A wine which is easy to understand and appreciate. As opposed to an austere or tight wine, this is a wine whose flavors are right out front for you to appreciate. Not hesitant or shy. In your face.
Great wines have grip on the palate, a sense of texture and traction that grabs your palate and gives the other flavors in the wine balance. This usually results from the wine's structure of acid and/or tannin. Without grip, a wine will feel flabby, simple or juicy.
Like jam, a wine with big, very ripe fruit. Usually reserved for wines with an almost sweet, sticky texture of ripe fruit flavors. Sometimes used to describe a wine which does not have adequate structure to stand up to that sweet, ripe fruit.
This is one of the wine descriptions used to describe a wine with a vibrant, shimmering, "linear" feel to it. As opposed to an opulent or jammy wine, a laser-like wine has bright acidity and focused flavors that cut a sharp swath across your palate. Very commonly used to describe wines with pristine, intense acidic structure such as Savenniè:res, German, Austrian and Alsatian Rieslings, among others.

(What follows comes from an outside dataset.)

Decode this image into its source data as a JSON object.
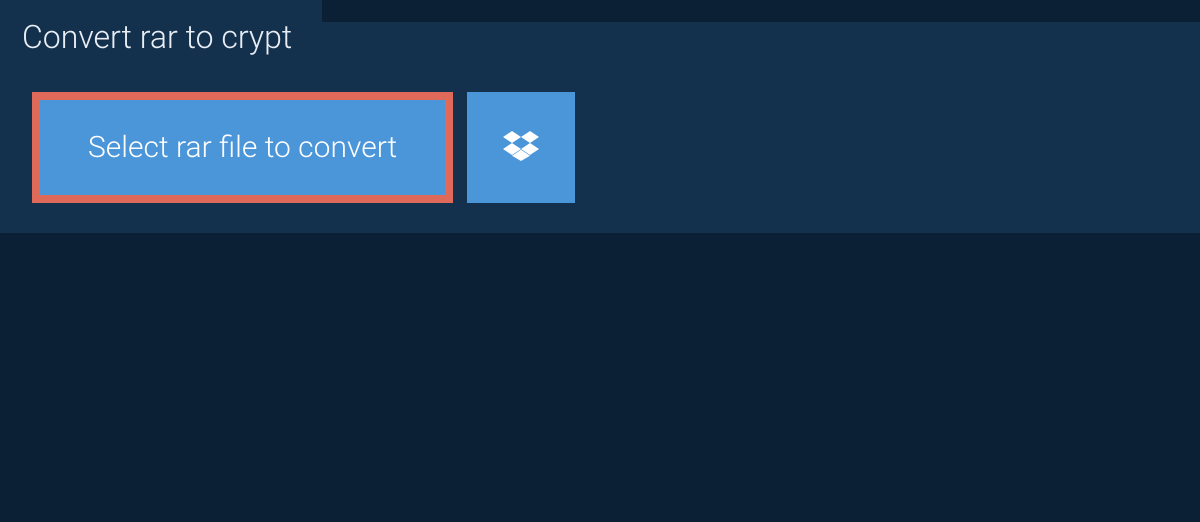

This is one of the subjective wine descriptions of a wine which feels like it has layers of flavor, as opposed to a simple wine which is one dimensional. A complex with with "layers" of flavor, density and extract that coat your palate.
Similar to opulent, a luxuriant wine that coats the palate with forward, pretty flavors. Not austere or closed up.
This is one of the wine descriptions used to describe a wine with flavors that stand up and make themselves known. Bold and bright flavors that hit your palate with a strong impact. This does not necessarily mean a full-bodied wine, an intense wine, whether big or lighter, is bright and powerful in the way it hits your palate.
Minerality is the characteristic of having mineral-like flavors in the wine. Wine, after all, is grown in vines that sit in earth and can absorb things in that vineyard, such as components of rocks and minerals, which can influence the flavors of the wine. Many people would argue that for many types of wine, minerals in the aromas and or flavors is a necessity for greatness. These minerally aromas and flavors can present in many different ways, from chalk, to pencil lead, to stones, to granite, to slate, to gunflint, to petrol, to oyster shell, to salt, to gravel. All of these are somewhat related and often described as mineral flavors.